    It’s interesting that you ask about the hamstrings, as I also do some hamstring flexibility stretching and that seems to help too.

    Might be helpful if I list out everything in my current regimen – I do the stretches daily (At least) and the strength-work 2-3 times a week.

    Foam rolling (quads, IT band, etc)
    Hamstring stretches
    Quad stretches
    Twisted leg stretch (targets the IT band/outer thigh)

    Single leg deadlifts
    Step ups (when able – can be painful so I at least will do the opposite “good” leg)
    Quad sets
    Split squats – trying to isolate that VMO as much as possible)
    Band work – targeting the glutes (this is a byproduct of my hip surgery)
    Previously I have done version of the Uphill Athlete ME program too but currently on break from that.

    Interesting that you asked about a cortisone shot as my MD suggested that as an option (as well as euflexxa). The pain will almost completely vanish when I go on a round of NSAIDs for 2 weeks so I’m sure the cortisone shot would do the same.

    Thomas Summer, MD on #58280

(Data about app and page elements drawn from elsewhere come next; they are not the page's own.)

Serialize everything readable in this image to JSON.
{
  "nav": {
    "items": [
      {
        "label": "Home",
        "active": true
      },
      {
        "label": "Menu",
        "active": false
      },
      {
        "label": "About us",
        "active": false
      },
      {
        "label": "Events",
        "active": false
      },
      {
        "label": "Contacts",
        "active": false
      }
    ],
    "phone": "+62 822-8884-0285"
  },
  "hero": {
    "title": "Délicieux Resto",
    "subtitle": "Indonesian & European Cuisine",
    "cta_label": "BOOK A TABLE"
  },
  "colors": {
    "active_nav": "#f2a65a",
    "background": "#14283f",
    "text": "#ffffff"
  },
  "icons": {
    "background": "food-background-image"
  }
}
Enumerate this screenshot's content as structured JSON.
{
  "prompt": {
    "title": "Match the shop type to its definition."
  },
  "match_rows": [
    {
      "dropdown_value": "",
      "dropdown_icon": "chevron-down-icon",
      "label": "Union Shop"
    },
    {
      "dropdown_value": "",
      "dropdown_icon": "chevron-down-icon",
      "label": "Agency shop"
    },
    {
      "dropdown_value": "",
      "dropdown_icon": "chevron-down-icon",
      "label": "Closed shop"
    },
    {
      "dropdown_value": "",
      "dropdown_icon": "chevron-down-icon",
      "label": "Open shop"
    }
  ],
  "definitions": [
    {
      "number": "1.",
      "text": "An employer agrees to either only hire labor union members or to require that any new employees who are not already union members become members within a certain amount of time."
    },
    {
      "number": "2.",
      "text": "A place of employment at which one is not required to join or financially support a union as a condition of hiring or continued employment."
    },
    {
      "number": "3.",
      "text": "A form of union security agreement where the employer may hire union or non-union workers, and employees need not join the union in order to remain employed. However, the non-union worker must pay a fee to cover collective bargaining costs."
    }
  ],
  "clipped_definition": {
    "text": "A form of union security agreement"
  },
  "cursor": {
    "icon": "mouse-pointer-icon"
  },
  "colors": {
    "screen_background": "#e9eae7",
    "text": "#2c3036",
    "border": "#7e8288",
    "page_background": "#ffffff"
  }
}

    The routine looks good. But if you do it daily, it’s maybe just too much!?
    I would recommend the cortisone shot and some days off. Do you know the “broken TV approach”? When there was trouble with these old, big TVs you just hit it hard and the screen was clear again. And you didn’t know why. So hit your knee with the cortisone. Whatever hurts will get away. You don’t need to know what exactly it is;-)
    Euflexxa / hyaluronic acid could be good as a combination in the long run.

    You’re welcome! I’m happy, if I can help a bit!

    briguy on #58281

    Just to clarify, only the flexibility regimen is daily, the strength work I do 2-3 times a week.

    I like the idea of trying the cortisone shot, at the very least it’s something I haven’t tried yet!

    What’s odd about this knee condition is that even before I discovered this current semi-effective routine, I’d have “good days” where the knee wouldn’t bother me a bit on the bike and I always tried to deduce what I had done differently to bring that about. In hindsight, something I had done had allowed that patella to shift over a bit but maybe it was just having a “good day” itself. 🙂

Viewing 9 replies - 1 through 9 (of 9 total)
  • You must be logged in to reply to this topic.